## THE PROBLEM
Lines in the listing below that hold "screenshot" are the ones to copy.

## GIVEN ENTRIES
- - - - -

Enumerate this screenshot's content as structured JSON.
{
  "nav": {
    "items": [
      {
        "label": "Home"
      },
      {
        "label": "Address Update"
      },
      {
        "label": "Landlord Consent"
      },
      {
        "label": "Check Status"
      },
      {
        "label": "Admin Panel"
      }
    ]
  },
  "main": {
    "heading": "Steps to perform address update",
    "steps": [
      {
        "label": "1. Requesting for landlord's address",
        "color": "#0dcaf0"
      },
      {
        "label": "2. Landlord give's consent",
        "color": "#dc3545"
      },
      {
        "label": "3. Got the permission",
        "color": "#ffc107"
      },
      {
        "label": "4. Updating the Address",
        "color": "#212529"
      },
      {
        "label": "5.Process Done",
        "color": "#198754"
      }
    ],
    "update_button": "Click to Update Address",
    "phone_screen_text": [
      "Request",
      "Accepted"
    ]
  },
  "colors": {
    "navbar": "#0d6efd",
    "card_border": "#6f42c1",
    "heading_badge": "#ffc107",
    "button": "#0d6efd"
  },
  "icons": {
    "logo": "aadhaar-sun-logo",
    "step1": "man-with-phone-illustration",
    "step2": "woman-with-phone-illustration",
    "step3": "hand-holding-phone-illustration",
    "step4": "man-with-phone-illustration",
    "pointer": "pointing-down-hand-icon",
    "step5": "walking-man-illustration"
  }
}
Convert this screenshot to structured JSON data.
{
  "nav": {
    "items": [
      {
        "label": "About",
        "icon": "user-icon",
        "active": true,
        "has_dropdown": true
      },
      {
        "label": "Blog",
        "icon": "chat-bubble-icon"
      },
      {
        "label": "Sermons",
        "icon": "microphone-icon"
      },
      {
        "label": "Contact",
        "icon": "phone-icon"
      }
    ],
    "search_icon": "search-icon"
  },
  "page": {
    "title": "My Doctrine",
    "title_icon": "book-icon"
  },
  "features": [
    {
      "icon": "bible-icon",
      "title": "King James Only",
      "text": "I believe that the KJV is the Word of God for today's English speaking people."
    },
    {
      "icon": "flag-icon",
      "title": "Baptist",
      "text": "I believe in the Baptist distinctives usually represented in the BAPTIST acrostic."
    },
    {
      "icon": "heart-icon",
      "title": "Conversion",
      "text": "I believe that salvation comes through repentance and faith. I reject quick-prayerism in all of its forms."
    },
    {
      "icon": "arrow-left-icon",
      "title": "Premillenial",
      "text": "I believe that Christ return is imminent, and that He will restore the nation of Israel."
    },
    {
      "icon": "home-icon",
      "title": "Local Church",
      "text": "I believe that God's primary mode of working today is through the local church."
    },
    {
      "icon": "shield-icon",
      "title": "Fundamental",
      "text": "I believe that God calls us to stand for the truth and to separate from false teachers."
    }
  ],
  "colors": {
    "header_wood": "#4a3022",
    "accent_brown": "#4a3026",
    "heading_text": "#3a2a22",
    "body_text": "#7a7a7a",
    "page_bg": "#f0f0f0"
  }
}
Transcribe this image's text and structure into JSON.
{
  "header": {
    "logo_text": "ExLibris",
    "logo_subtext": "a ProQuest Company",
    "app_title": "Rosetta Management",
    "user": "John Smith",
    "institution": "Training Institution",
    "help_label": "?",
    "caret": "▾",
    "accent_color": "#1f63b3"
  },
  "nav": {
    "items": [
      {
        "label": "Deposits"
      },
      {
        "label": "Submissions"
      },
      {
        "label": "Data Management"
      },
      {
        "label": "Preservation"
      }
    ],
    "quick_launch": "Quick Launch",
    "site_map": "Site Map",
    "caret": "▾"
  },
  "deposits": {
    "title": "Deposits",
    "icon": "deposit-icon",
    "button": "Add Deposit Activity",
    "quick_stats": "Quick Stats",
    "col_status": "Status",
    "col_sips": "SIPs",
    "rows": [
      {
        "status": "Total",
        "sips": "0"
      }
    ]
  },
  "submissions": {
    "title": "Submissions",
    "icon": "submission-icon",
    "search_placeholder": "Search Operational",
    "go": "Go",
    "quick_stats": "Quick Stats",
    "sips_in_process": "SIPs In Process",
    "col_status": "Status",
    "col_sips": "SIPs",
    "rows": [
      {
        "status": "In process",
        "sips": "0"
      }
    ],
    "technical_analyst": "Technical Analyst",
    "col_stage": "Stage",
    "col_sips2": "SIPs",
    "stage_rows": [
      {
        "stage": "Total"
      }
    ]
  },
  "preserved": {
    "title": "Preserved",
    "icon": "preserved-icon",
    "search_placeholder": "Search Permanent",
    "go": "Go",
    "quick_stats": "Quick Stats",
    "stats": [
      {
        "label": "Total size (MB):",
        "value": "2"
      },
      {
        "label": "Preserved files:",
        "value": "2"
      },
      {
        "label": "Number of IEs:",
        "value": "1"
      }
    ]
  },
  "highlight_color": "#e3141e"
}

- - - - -

## RESULT BELOW
Enumerate this screenshot's content as structured JSON.
Convert this screenshot to structured JSON data.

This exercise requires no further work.